The task
In the records below, find every line with the word "icon" and copy it.

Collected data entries
━━━━

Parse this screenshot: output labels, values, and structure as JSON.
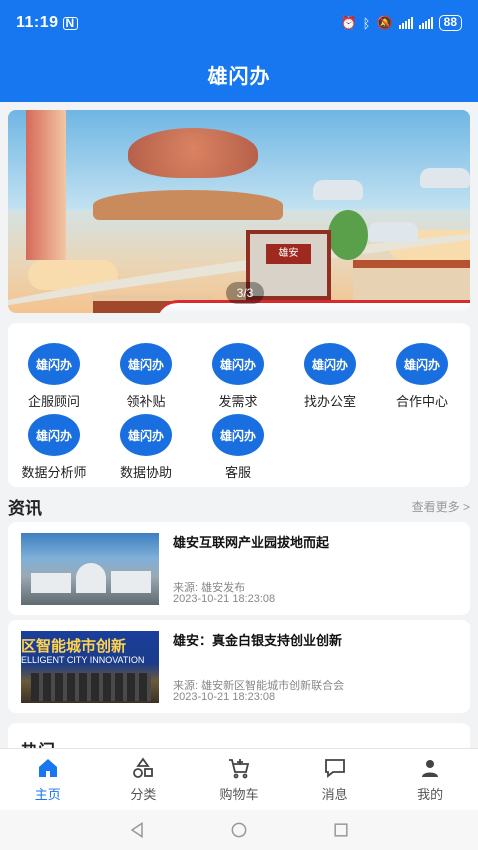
{
  "status_bar": {
    "time": "11:19",
    "battery": "88"
  },
  "header": {
    "title": "雄闪办"
  },
  "banner": {
    "pager": "3/3",
    "gate_sign": "雄安"
  },
  "services": [
    {
      "badge": "雄闪办",
      "label": "企服顾问"
    },
    {
      "badge": "雄闪办",
      "label": "领补贴"
    },
    {
      "badge": "雄闪办",
      "label": "发需求"
    },
    {
      "badge": "雄闪办",
      "label": "找办公室"
    },
    {
      "badge": "雄闪办",
      "label": "合作中心"
    },
    {
      "badge": "雄闪办",
      "label": "数据分析师"
    },
    {
      "badge": "雄闪办",
      "label": "数据协助"
    },
    {
      "badge": "雄闪办",
      "label": "客服"
    }
  ],
  "news": {
    "section_title": "资讯",
    "more_label": "查看更多 >",
    "items": [
      {
        "title": "雄安互联网产业园拔地而起",
        "source": "来源: 雄安发布",
        "time": "2023-10-21 18:23:08",
        "thumb_text": "",
        "thumb_subtext": ""
      },
      {
        "title": "雄安：真金白银支持创业创新",
        "source": "来源: 雄安新区智能城市创新联合会",
        "time": "2023-10-21 18:23:08",
        "thumb_text": "区智能城市创新",
        "thumb_subtext": "ELLIGENT CITY INNOVATION"
      }
    ]
  },
  "next_section_peek": "热门",
  "tabbar": [
    {
      "label": "主页",
      "icon": "home-icon",
      "active": true
    },
    {
      "label": "分类",
      "icon": "category-icon",
      "active": false
    },
    {
      "label": "购物车",
      "icon": "cart-icon",
      "active": false
    },
    {
      "label": "消息",
      "icon": "message-icon",
      "active": false
    },
    {
      "label": "我的",
      "icon": "person-icon",
      "active": false
    }
  ],
  "colors": {
    "primary": "#1677f0",
    "badge": "#1a6fe0",
    "background": "#f2f3f5"
  }
}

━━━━

Task solution
      "icon": "home-icon",
      "icon": "category-icon",
      "icon": "cart-icon",
      "icon": "message-icon",
      "icon": "person-icon",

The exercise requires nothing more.